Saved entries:
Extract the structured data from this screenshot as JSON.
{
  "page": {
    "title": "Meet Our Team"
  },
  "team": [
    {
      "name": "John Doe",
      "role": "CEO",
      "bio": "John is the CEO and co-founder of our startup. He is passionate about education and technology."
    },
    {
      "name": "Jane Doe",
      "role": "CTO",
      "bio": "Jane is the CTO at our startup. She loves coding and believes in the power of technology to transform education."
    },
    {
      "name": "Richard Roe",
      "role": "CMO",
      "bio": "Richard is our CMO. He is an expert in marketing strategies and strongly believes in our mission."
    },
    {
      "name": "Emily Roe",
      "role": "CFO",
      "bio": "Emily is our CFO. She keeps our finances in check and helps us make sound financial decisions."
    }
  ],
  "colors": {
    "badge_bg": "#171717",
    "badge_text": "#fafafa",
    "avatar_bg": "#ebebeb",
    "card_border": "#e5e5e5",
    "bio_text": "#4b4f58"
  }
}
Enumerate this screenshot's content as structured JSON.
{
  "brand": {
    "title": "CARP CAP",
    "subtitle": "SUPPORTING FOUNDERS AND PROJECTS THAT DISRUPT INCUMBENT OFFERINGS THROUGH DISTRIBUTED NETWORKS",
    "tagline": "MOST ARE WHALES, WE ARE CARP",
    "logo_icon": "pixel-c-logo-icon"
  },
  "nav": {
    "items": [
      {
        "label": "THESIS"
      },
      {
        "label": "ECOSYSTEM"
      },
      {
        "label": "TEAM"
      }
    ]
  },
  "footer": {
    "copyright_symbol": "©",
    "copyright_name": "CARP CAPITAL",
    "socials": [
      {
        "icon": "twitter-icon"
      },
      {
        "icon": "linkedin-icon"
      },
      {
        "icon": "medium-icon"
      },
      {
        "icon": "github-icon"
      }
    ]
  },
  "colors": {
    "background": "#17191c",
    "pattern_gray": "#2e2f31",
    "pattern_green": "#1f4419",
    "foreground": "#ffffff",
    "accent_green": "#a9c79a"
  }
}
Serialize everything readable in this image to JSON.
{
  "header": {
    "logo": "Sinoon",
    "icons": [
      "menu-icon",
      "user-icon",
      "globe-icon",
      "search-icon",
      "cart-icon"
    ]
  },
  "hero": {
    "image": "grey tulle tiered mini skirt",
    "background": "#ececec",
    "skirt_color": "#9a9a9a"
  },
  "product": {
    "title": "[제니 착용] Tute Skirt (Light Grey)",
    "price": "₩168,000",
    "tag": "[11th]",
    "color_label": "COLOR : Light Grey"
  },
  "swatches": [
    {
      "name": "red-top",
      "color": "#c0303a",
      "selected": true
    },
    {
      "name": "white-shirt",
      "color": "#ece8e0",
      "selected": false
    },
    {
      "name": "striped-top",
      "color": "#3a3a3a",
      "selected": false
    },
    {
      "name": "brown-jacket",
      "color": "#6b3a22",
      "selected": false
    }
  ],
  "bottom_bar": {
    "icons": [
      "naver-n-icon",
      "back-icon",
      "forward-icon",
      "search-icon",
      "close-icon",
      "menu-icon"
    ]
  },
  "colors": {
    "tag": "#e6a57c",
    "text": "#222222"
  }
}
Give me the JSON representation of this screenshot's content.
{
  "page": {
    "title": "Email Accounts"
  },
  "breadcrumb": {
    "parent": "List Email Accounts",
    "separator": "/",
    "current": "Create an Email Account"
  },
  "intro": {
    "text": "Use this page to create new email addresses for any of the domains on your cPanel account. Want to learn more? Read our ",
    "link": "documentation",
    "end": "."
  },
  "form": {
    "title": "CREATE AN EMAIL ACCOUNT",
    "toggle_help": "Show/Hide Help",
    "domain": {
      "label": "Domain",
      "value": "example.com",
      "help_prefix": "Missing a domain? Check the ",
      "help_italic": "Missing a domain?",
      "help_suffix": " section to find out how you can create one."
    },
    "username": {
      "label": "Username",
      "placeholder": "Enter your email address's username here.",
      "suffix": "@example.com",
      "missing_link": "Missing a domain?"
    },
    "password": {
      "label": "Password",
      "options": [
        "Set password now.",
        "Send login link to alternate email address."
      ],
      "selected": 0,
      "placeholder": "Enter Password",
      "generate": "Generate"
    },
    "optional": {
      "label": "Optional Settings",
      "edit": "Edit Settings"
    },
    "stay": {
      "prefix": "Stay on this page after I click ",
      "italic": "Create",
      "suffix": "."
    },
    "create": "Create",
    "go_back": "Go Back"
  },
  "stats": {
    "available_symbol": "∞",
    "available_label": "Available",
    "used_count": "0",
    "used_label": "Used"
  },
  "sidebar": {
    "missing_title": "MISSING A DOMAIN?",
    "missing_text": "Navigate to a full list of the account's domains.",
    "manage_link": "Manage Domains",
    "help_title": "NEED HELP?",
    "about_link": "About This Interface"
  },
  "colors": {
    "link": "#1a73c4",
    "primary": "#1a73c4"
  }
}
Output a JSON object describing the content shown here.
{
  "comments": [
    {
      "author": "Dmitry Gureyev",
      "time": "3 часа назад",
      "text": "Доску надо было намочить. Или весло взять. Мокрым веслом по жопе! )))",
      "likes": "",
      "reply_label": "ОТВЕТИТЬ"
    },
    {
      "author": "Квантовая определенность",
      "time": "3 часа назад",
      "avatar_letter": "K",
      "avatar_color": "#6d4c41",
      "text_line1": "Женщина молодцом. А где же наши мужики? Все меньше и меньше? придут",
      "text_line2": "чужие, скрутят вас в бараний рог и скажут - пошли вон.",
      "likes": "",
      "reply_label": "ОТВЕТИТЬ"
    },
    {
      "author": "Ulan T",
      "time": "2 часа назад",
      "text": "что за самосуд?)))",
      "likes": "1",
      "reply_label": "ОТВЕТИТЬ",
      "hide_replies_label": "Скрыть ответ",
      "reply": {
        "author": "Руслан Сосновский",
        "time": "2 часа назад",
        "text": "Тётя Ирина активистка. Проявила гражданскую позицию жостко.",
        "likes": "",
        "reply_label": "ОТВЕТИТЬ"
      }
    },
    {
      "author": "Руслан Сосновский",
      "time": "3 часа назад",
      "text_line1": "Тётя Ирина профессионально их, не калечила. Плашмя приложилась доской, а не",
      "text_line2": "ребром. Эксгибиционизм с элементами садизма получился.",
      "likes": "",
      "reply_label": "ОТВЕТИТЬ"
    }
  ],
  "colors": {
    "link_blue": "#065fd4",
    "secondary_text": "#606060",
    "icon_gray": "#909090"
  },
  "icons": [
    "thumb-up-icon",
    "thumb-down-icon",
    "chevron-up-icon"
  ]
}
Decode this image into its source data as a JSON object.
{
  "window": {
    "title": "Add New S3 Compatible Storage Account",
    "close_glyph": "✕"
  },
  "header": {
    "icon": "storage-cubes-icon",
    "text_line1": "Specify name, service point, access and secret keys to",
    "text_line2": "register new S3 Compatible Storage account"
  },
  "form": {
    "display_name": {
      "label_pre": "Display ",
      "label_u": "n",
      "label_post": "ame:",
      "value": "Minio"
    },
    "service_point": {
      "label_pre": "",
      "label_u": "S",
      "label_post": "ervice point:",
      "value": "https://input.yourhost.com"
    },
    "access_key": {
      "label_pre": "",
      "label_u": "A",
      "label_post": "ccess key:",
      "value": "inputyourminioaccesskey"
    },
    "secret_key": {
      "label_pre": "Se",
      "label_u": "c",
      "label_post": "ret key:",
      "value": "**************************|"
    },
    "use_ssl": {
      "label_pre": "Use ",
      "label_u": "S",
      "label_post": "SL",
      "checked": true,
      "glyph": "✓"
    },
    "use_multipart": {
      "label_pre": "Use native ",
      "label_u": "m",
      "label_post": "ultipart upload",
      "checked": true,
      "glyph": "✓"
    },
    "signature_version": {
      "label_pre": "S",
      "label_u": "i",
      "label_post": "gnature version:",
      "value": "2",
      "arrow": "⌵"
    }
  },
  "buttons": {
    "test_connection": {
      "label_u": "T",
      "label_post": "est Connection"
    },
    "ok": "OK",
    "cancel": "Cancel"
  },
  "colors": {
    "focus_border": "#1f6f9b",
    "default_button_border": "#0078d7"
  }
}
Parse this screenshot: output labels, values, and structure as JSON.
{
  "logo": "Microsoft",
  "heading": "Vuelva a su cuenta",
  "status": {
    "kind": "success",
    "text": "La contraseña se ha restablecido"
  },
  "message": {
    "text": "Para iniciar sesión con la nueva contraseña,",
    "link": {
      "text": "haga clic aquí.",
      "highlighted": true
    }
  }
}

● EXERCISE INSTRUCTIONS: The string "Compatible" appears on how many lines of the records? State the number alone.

● SOLUTION FOR THIS PROBLEM: 2